Flyers general manager Bob Clarke said he did not witness the postgame incident, but his understanding was that Lindros confronted Nazarov, and that Flyers defenseman Kjell Samuelsson intervened.
Samuelsson could not be reached for comment.
``If he did it, I think it's great,'' Clarke said of Lindros, who is scheduled to return to action Monday after recovering from a March 7 concussion. ``Apparently, our guys were standing around the bus when the Russian came out, and Lindros went over to him . . . The league wants to talk to him about it. They said it's no big deal.''
Asked if he thought there might be some sort of league discipline, Clarke said: ``There's nothing they can do.''
A league spokesman said that the NHL security department was investigating and that the incident was under review.
``Nothing happened,'' Lindros said last night with a dismissive shrug of his shoulders. ``What [Nazarov] did was gutless.''
Nazarov told a Tampa reporter that he was surrounded by six Flyers, led by Lindros.
``It was just bullslinging and chattering,'' Nazarov said, ``but there were six of them and I thought they might try to jump me. They could have. It would have been six to one. I told them to save it for the ice. If you want me, come and get me on the ice.''
Tampa general manager Phil Esposito, who has loaded his lineup with tough guys as the Lightning has sunk deeper into last place overall, declared the parking-lot brouhaha ``a dangerous situation.''
``The league's got to do something about it. We just can't have that,'' Esposito said. ``Andrei's girlfriend was in the car crying. She was scared to death. That's just not right.''
Of course, the Flyers felt what happened to Lacroix wasn't right.
Yesterday, more than 40 stitches in the shape of a crescent embroidered the outer edge of Lacroix's left eye socket, which was badly swollen and discolored. He said the physician who stitched him up determined that he did not have an orbital fracture, as Lacroix had feared, but he said no X-ray was taken to confirm that diagnosis.
``That's a total lack of respect for players,'' Lacroix said of Nazarov's punch. Lacroix said that under the unwritten tough guys' code, there are instances when a surprise attack might be permissible - such as his crosscheck of the Islanders' Rich Pilon on March 3, when Lacroix thought Pilon had gone for John LeClair's knees - but this was not one of them.
``Sometimes you do it when it's provoked,'' said Lacroix, who served a three-game NHL suspension for the Pilon incident. ``But when it's unprovoked like that, out of the blue . . . I can't say anything too bad, because I went across and tried to take bleeping Pilon's head, but I won't go after anybody in a scrum. I've never done that, ever. I try to be fair, give the fighters a chance. We all have different ways of fighting, I guess. That guy, he's done that before.''

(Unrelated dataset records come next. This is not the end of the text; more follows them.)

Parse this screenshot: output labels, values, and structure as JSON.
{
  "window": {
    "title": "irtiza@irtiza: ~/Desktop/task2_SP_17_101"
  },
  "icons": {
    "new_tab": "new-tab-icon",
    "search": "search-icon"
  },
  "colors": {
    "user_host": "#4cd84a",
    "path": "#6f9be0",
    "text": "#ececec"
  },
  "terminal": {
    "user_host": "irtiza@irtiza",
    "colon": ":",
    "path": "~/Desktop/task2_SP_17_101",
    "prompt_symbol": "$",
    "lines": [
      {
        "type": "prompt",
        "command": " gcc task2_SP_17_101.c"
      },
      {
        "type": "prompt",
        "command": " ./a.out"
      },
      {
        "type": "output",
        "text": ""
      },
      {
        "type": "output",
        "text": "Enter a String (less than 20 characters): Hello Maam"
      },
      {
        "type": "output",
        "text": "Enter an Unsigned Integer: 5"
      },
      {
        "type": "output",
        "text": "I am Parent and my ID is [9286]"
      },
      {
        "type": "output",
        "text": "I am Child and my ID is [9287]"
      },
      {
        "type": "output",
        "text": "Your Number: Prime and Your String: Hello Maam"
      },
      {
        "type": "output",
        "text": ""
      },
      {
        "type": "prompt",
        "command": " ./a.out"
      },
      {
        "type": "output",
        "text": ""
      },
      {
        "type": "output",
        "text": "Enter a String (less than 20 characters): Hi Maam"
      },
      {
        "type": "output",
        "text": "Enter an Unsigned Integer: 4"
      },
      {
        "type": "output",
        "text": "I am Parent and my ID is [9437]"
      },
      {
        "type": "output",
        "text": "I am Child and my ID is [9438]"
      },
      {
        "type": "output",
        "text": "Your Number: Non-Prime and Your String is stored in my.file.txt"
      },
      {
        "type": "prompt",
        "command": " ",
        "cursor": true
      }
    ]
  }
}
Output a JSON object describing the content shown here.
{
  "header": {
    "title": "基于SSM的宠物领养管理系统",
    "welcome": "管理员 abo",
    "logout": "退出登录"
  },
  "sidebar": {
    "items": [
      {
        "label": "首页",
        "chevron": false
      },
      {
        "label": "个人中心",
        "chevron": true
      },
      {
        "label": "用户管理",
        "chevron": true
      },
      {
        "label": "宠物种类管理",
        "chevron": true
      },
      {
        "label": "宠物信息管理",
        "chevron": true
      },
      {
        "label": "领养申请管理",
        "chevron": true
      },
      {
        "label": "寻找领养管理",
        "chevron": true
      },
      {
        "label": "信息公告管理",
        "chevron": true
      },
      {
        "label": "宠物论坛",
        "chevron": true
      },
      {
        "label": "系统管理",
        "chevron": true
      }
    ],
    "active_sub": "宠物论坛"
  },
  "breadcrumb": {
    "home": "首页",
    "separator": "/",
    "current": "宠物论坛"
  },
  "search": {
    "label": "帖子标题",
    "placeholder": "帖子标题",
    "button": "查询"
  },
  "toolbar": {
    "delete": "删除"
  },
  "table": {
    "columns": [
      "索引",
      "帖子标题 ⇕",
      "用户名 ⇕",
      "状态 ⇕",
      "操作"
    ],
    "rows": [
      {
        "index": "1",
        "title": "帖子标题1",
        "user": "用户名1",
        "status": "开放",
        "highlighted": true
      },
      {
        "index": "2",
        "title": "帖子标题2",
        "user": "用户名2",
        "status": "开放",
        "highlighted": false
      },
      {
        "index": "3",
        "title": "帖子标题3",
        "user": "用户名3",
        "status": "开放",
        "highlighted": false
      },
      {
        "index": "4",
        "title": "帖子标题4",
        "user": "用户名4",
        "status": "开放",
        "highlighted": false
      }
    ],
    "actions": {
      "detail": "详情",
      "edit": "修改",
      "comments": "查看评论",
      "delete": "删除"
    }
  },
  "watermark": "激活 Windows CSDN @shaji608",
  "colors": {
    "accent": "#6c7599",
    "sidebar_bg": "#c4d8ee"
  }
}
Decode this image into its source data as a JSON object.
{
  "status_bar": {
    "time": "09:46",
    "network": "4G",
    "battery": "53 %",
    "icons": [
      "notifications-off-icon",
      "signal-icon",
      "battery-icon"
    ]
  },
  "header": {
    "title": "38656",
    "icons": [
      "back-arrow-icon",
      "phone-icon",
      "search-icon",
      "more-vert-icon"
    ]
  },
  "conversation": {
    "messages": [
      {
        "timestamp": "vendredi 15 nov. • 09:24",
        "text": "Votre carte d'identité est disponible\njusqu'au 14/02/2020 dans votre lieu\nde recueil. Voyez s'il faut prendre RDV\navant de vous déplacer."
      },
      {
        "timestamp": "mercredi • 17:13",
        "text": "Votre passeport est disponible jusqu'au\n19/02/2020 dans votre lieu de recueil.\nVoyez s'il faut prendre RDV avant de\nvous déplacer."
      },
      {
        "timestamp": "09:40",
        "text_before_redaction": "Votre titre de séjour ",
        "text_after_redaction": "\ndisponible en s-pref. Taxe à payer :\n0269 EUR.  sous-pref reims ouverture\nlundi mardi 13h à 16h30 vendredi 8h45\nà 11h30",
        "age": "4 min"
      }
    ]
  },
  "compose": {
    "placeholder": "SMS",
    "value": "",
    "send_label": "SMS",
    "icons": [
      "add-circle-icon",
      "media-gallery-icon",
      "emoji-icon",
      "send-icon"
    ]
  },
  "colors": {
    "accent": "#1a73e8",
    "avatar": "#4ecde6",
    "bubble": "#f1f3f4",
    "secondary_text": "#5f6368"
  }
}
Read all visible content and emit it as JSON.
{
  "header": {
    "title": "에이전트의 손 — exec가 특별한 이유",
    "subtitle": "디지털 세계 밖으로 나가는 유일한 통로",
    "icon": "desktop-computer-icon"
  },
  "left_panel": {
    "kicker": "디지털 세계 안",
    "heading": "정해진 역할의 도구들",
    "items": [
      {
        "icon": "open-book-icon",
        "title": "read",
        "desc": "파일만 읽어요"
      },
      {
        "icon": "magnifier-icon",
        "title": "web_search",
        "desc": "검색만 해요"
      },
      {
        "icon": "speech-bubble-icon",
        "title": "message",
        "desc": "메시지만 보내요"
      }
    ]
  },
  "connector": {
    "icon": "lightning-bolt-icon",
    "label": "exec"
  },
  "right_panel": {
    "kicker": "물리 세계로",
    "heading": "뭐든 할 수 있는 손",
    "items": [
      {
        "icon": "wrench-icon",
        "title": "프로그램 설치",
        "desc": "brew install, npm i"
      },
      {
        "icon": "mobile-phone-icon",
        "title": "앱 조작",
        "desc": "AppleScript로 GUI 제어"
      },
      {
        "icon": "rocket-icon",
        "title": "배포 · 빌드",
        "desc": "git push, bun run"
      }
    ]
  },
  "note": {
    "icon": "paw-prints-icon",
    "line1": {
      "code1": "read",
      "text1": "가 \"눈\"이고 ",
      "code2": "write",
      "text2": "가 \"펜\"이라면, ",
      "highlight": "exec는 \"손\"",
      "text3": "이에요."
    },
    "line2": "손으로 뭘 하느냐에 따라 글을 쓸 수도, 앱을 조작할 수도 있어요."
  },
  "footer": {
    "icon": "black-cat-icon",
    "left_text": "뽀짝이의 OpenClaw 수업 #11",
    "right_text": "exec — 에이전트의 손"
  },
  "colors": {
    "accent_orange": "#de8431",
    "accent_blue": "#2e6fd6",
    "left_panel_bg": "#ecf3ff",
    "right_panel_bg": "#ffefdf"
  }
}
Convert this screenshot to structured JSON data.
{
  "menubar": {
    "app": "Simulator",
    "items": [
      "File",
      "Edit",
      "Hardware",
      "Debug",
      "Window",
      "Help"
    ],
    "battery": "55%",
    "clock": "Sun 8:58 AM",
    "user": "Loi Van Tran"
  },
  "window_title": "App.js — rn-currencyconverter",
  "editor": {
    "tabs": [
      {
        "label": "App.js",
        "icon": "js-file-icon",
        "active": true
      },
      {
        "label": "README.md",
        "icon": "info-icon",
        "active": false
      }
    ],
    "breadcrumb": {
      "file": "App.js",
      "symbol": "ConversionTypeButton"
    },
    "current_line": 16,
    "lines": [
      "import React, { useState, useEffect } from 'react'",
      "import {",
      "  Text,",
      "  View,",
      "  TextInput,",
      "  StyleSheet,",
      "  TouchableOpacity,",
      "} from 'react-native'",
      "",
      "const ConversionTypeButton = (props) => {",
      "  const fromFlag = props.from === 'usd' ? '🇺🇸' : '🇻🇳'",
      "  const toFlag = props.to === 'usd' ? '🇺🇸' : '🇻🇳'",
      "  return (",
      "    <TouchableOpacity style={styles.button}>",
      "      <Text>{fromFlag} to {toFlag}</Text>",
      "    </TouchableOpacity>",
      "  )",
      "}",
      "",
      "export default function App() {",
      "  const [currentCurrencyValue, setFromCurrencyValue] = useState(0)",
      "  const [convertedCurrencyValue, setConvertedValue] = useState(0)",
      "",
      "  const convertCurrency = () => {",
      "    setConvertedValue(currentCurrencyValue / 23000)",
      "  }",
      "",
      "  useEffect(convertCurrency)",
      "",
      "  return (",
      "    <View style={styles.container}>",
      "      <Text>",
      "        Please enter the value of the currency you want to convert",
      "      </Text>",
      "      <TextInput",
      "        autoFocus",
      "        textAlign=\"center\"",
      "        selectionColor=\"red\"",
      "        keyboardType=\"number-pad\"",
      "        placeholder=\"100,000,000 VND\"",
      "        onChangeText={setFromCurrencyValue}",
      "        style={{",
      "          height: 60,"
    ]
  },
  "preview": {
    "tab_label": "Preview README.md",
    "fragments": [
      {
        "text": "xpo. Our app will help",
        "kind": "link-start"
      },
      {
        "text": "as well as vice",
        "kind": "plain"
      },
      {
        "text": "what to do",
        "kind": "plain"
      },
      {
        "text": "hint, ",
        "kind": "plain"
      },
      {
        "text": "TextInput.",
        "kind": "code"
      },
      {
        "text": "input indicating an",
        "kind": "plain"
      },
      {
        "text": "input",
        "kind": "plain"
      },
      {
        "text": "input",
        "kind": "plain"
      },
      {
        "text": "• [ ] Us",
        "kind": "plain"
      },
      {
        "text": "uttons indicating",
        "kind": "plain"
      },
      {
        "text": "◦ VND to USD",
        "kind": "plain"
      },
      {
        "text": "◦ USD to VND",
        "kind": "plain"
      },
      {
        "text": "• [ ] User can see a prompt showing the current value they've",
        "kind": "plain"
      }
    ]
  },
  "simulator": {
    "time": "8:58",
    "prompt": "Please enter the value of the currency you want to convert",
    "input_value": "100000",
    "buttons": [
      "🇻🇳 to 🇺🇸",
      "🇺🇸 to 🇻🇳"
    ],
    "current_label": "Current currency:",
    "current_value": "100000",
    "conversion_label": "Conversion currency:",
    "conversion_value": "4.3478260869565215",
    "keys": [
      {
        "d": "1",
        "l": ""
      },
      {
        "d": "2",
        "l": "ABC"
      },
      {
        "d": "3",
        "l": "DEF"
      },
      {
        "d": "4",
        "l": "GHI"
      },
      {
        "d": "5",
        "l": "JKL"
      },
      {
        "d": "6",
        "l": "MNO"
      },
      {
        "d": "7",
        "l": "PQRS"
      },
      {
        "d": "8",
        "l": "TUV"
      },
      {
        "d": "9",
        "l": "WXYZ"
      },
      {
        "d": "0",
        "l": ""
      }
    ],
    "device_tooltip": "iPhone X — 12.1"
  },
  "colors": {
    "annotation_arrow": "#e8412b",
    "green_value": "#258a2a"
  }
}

The Flyers also were upset that Dan Kordic and Joel Otto, the two Flyers who tried hardest to come to Lacroix's aid, were wrestled away from the fray by the linesmen and taken to the penalty box, along with Tampa's Sandy McCarthy, creating an uneven situation. The Lightning had four skaters in the mix, the Flyers just three.
Lacroix said it all started when he grabbed the jersey of McCarthy, who was jawing at Otto.
``I got a hold of McCarthy because I didn't want him to fight `Otts' or something, but I didn't think anything was going to happen. Then [Nazarov] came in and pulled my shirt. So I face-washed him a little bit [a pawing motion with the glove], and got my [other] hand on him.
``Then [expletive] Tucker comes in and starts yapping, `[Expletive] give it to him! [Expletive] sucker him!' I turned my head [to look at Tucker] and as he said that, Nazarov suckered me. I was hissed at Nazarov for suckering me and I was hissed at that little bleep [Tucker] for having no one around him, kind of giving the order from outside.''
Lacroix chased Tucker, but caught Nazarov instead. Lacroix landed several solid blows before he was jumped by Tucker. Tucker seemed to have been following his own interpretation of the tough guys' code, which holds that if a teammate is injured in a fight, you get the opponent off him. But in this case, of course, it was Lacroix who was injured, his eye already wreathed in blood when he squared off with Tucker.
Lacroix missed last night's loss to the Florida Panthers. He said he didn't know how long he would be sidelined.